Information supplied –
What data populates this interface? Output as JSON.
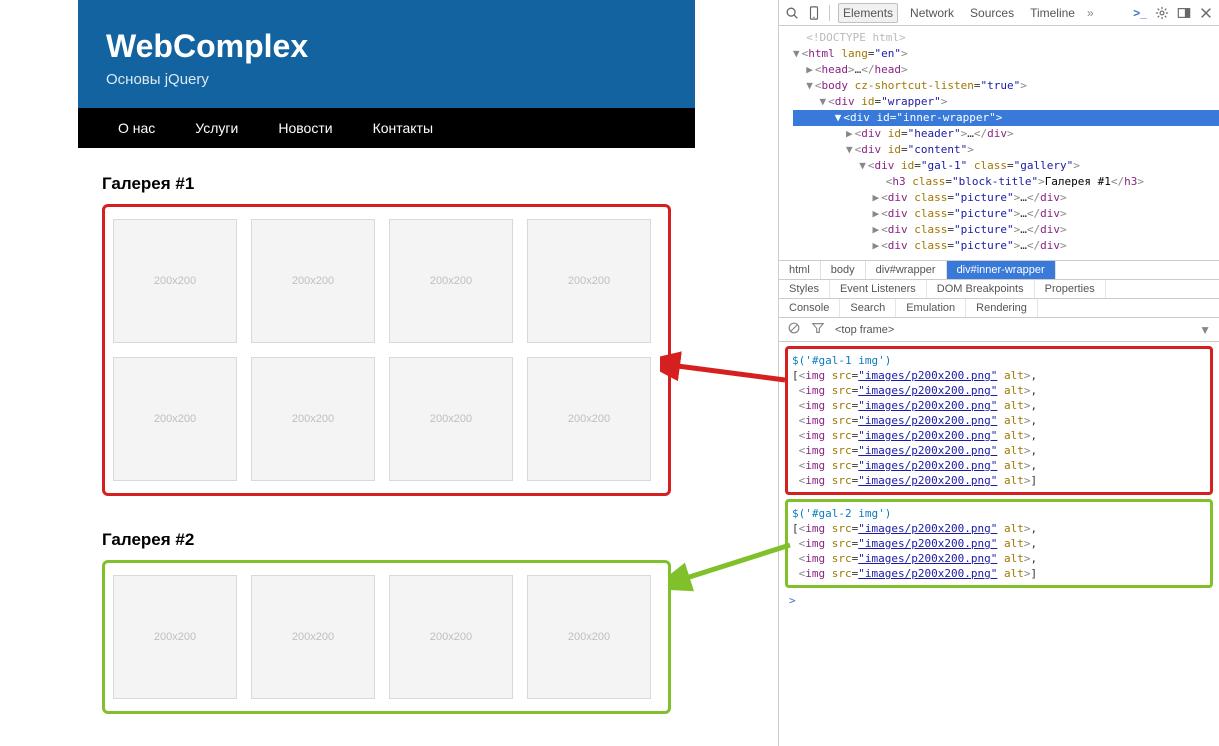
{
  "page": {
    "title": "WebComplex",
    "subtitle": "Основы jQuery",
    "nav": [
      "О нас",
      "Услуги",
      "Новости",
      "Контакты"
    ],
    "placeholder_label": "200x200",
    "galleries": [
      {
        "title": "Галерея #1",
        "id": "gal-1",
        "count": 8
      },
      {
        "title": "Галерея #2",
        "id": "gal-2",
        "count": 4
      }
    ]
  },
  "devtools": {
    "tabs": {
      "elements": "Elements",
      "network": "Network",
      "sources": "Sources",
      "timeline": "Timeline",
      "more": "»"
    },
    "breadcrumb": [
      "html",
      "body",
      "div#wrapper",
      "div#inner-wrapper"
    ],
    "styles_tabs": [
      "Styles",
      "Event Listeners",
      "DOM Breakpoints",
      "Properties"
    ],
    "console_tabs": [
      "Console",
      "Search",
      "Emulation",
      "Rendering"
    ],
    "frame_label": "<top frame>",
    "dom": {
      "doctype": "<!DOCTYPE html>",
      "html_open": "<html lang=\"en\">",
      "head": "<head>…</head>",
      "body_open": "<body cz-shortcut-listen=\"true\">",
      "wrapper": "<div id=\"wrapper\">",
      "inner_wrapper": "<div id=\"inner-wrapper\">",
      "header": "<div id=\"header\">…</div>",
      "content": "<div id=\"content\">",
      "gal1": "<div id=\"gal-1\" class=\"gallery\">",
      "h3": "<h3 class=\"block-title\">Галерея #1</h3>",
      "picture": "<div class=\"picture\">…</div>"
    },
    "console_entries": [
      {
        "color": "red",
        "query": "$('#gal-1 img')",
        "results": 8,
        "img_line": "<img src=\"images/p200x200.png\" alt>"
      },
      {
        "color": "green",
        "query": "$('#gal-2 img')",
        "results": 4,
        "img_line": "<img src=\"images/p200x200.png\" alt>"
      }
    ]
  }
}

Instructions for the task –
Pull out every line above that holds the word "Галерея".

Completed exercise –
        "title": "Галерея #1",
        "title": "Галерея #2",
      "h3": "<h3 class=\"block-title\">Галерея #1</h3>",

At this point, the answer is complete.